Assignment: Among the lines below, count those containing the word "object". Give the number only.

═════ Data supplied ═════

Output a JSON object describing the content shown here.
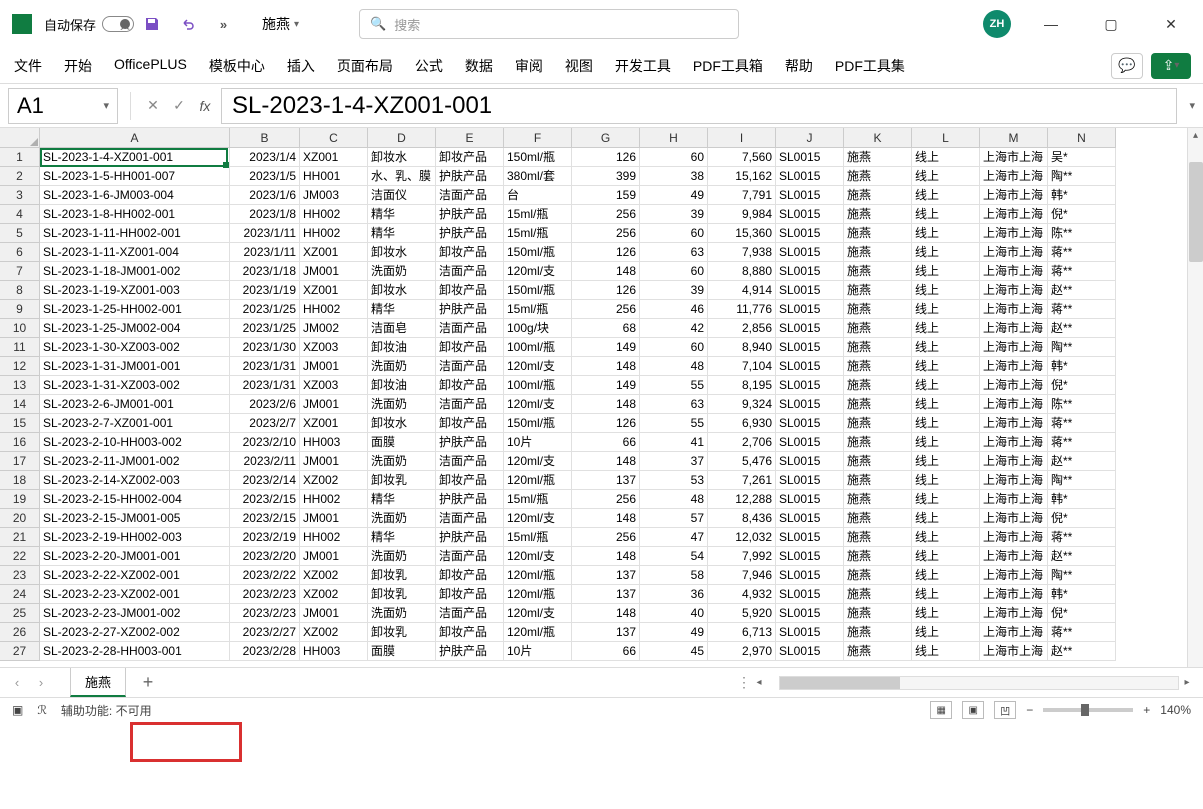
{
  "titlebar": {
    "autosave_label": "自动保存",
    "autosave_state": "关",
    "doc_name": "施燕",
    "search_placeholder": "搜索",
    "avatar": "ZH"
  },
  "ribbon": {
    "tabs": [
      "文件",
      "开始",
      "OfficePLUS",
      "模板中心",
      "插入",
      "页面布局",
      "公式",
      "数据",
      "审阅",
      "视图",
      "开发工具",
      "PDF工具箱",
      "帮助",
      "PDF工具集"
    ]
  },
  "formulabar": {
    "namebox": "A1",
    "formula": "SL-2023-1-4-XZ001-001"
  },
  "columns": [
    "A",
    "B",
    "C",
    "D",
    "E",
    "F",
    "G",
    "H",
    "I",
    "J",
    "K",
    "L",
    "M",
    "N"
  ],
  "col_widths": [
    "cA",
    "cB",
    "cC",
    "cD",
    "cE",
    "cF",
    "cG",
    "cH",
    "cI",
    "cJ",
    "cK",
    "cL",
    "cM",
    "cN"
  ],
  "rows": [
    {
      "n": 1,
      "c": [
        "SL-2023-1-4-XZ001-001",
        "2023/1/4",
        "XZ001",
        "卸妆水",
        "卸妆产品",
        "150ml/瓶",
        "126",
        "60",
        "7,560",
        "SL0015",
        "施燕",
        "线上",
        "上海市上海",
        "吴*"
      ]
    },
    {
      "n": 2,
      "c": [
        "SL-2023-1-5-HH001-007",
        "2023/1/5",
        "HH001",
        "水、乳、膜",
        "护肤产品",
        "380ml/套",
        "399",
        "38",
        "15,162",
        "SL0015",
        "施燕",
        "线上",
        "上海市上海",
        "陶**"
      ]
    },
    {
      "n": 3,
      "c": [
        "SL-2023-1-6-JM003-004",
        "2023/1/6",
        "JM003",
        "洁面仪",
        "洁面产品",
        "台",
        "159",
        "49",
        "7,791",
        "SL0015",
        "施燕",
        "线上",
        "上海市上海",
        "韩*"
      ]
    },
    {
      "n": 4,
      "c": [
        "SL-2023-1-8-HH002-001",
        "2023/1/8",
        "HH002",
        "精华",
        "护肤产品",
        "15ml/瓶",
        "256",
        "39",
        "9,984",
        "SL0015",
        "施燕",
        "线上",
        "上海市上海",
        "倪*"
      ]
    },
    {
      "n": 5,
      "c": [
        "SL-2023-1-11-HH002-001",
        "2023/1/11",
        "HH002",
        "精华",
        "护肤产品",
        "15ml/瓶",
        "256",
        "60",
        "15,360",
        "SL0015",
        "施燕",
        "线上",
        "上海市上海",
        "陈**"
      ]
    },
    {
      "n": 6,
      "c": [
        "SL-2023-1-11-XZ001-004",
        "2023/1/11",
        "XZ001",
        "卸妆水",
        "卸妆产品",
        "150ml/瓶",
        "126",
        "63",
        "7,938",
        "SL0015",
        "施燕",
        "线上",
        "上海市上海",
        "蒋**"
      ]
    },
    {
      "n": 7,
      "c": [
        "SL-2023-1-18-JM001-002",
        "2023/1/18",
        "JM001",
        "洗面奶",
        "洁面产品",
        "120ml/支",
        "148",
        "60",
        "8,880",
        "SL0015",
        "施燕",
        "线上",
        "上海市上海",
        "蒋**"
      ]
    },
    {
      "n": 8,
      "c": [
        "SL-2023-1-19-XZ001-003",
        "2023/1/19",
        "XZ001",
        "卸妆水",
        "卸妆产品",
        "150ml/瓶",
        "126",
        "39",
        "4,914",
        "SL0015",
        "施燕",
        "线上",
        "上海市上海",
        "赵**"
      ]
    },
    {
      "n": 9,
      "c": [
        "SL-2023-1-25-HH002-001",
        "2023/1/25",
        "HH002",
        "精华",
        "护肤产品",
        "15ml/瓶",
        "256",
        "46",
        "11,776",
        "SL0015",
        "施燕",
        "线上",
        "上海市上海",
        "蒋**"
      ]
    },
    {
      "n": 10,
      "c": [
        "SL-2023-1-25-JM002-004",
        "2023/1/25",
        "JM002",
        "洁面皂",
        "洁面产品",
        "100g/块",
        "68",
        "42",
        "2,856",
        "SL0015",
        "施燕",
        "线上",
        "上海市上海",
        "赵**"
      ]
    },
    {
      "n": 11,
      "c": [
        "SL-2023-1-30-XZ003-002",
        "2023/1/30",
        "XZ003",
        "卸妆油",
        "卸妆产品",
        "100ml/瓶",
        "149",
        "60",
        "8,940",
        "SL0015",
        "施燕",
        "线上",
        "上海市上海",
        "陶**"
      ]
    },
    {
      "n": 12,
      "c": [
        "SL-2023-1-31-JM001-001",
        "2023/1/31",
        "JM001",
        "洗面奶",
        "洁面产品",
        "120ml/支",
        "148",
        "48",
        "7,104",
        "SL0015",
        "施燕",
        "线上",
        "上海市上海",
        "韩*"
      ]
    },
    {
      "n": 13,
      "c": [
        "SL-2023-1-31-XZ003-002",
        "2023/1/31",
        "XZ003",
        "卸妆油",
        "卸妆产品",
        "100ml/瓶",
        "149",
        "55",
        "8,195",
        "SL0015",
        "施燕",
        "线上",
        "上海市上海",
        "倪*"
      ]
    },
    {
      "n": 14,
      "c": [
        "SL-2023-2-6-JM001-001",
        "2023/2/6",
        "JM001",
        "洗面奶",
        "洁面产品",
        "120ml/支",
        "148",
        "63",
        "9,324",
        "SL0015",
        "施燕",
        "线上",
        "上海市上海",
        "陈**"
      ]
    },
    {
      "n": 15,
      "c": [
        "SL-2023-2-7-XZ001-001",
        "2023/2/7",
        "XZ001",
        "卸妆水",
        "卸妆产品",
        "150ml/瓶",
        "126",
        "55",
        "6,930",
        "SL0015",
        "施燕",
        "线上",
        "上海市上海",
        "蒋**"
      ]
    },
    {
      "n": 16,
      "c": [
        "SL-2023-2-10-HH003-002",
        "2023/2/10",
        "HH003",
        "面膜",
        "护肤产品",
        "10片",
        "66",
        "41",
        "2,706",
        "SL0015",
        "施燕",
        "线上",
        "上海市上海",
        "蒋**"
      ]
    },
    {
      "n": 17,
      "c": [
        "SL-2023-2-11-JM001-002",
        "2023/2/11",
        "JM001",
        "洗面奶",
        "洁面产品",
        "120ml/支",
        "148",
        "37",
        "5,476",
        "SL0015",
        "施燕",
        "线上",
        "上海市上海",
        "赵**"
      ]
    },
    {
      "n": 18,
      "c": [
        "SL-2023-2-14-XZ002-003",
        "2023/2/14",
        "XZ002",
        "卸妆乳",
        "卸妆产品",
        "120ml/瓶",
        "137",
        "53",
        "7,261",
        "SL0015",
        "施燕",
        "线上",
        "上海市上海",
        "陶**"
      ]
    },
    {
      "n": 19,
      "c": [
        "SL-2023-2-15-HH002-004",
        "2023/2/15",
        "HH002",
        "精华",
        "护肤产品",
        "15ml/瓶",
        "256",
        "48",
        "12,288",
        "SL0015",
        "施燕",
        "线上",
        "上海市上海",
        "韩*"
      ]
    },
    {
      "n": 20,
      "c": [
        "SL-2023-2-15-JM001-005",
        "2023/2/15",
        "JM001",
        "洗面奶",
        "洁面产品",
        "120ml/支",
        "148",
        "57",
        "8,436",
        "SL0015",
        "施燕",
        "线上",
        "上海市上海",
        "倪*"
      ]
    },
    {
      "n": 21,
      "c": [
        "SL-2023-2-19-HH002-003",
        "2023/2/19",
        "HH002",
        "精华",
        "护肤产品",
        "15ml/瓶",
        "256",
        "47",
        "12,032",
        "SL0015",
        "施燕",
        "线上",
        "上海市上海",
        "蒋**"
      ]
    },
    {
      "n": 22,
      "c": [
        "SL-2023-2-20-JM001-001",
        "2023/2/20",
        "JM001",
        "洗面奶",
        "洁面产品",
        "120ml/支",
        "148",
        "54",
        "7,992",
        "SL0015",
        "施燕",
        "线上",
        "上海市上海",
        "赵**"
      ]
    },
    {
      "n": 23,
      "c": [
        "SL-2023-2-22-XZ002-001",
        "2023/2/22",
        "XZ002",
        "卸妆乳",
        "卸妆产品",
        "120ml/瓶",
        "137",
        "58",
        "7,946",
        "SL0015",
        "施燕",
        "线上",
        "上海市上海",
        "陶**"
      ]
    },
    {
      "n": 24,
      "c": [
        "SL-2023-2-23-XZ002-001",
        "2023/2/23",
        "XZ002",
        "卸妆乳",
        "卸妆产品",
        "120ml/瓶",
        "137",
        "36",
        "4,932",
        "SL0015",
        "施燕",
        "线上",
        "上海市上海",
        "韩*"
      ]
    },
    {
      "n": 25,
      "c": [
        "SL-2023-2-23-JM001-002",
        "2023/2/23",
        "JM001",
        "洗面奶",
        "洁面产品",
        "120ml/支",
        "148",
        "40",
        "5,920",
        "SL0015",
        "施燕",
        "线上",
        "上海市上海",
        "倪*"
      ]
    },
    {
      "n": 26,
      "c": [
        "SL-2023-2-27-XZ002-002",
        "2023/2/27",
        "XZ002",
        "卸妆乳",
        "卸妆产品",
        "120ml/瓶",
        "137",
        "49",
        "6,713",
        "SL0015",
        "施燕",
        "线上",
        "上海市上海",
        "蒋**"
      ]
    },
    {
      "n": 27,
      "c": [
        "SL-2023-2-28-HH003-001",
        "2023/2/28",
        "HH003",
        "面膜",
        "护肤产品",
        "10片",
        "66",
        "45",
        "2,970",
        "SL0015",
        "施燕",
        "线上",
        "上海市上海",
        "赵**"
      ]
    }
  ],
  "sheet": {
    "active_tab": "施燕"
  },
  "statusbar": {
    "accessibility": "辅助功能: 不可用",
    "zoom": "140%"
  }
}
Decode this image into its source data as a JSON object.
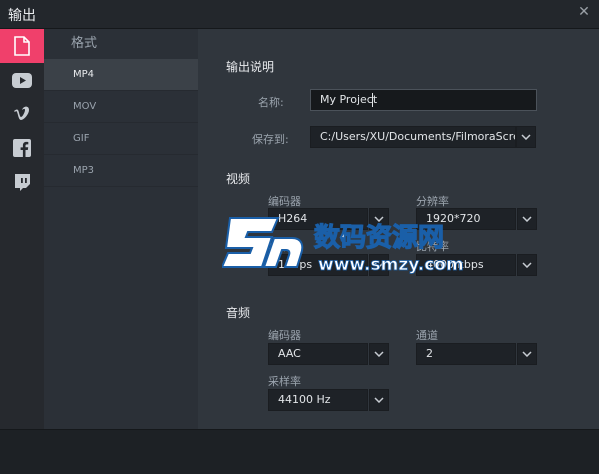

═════

The answer: 2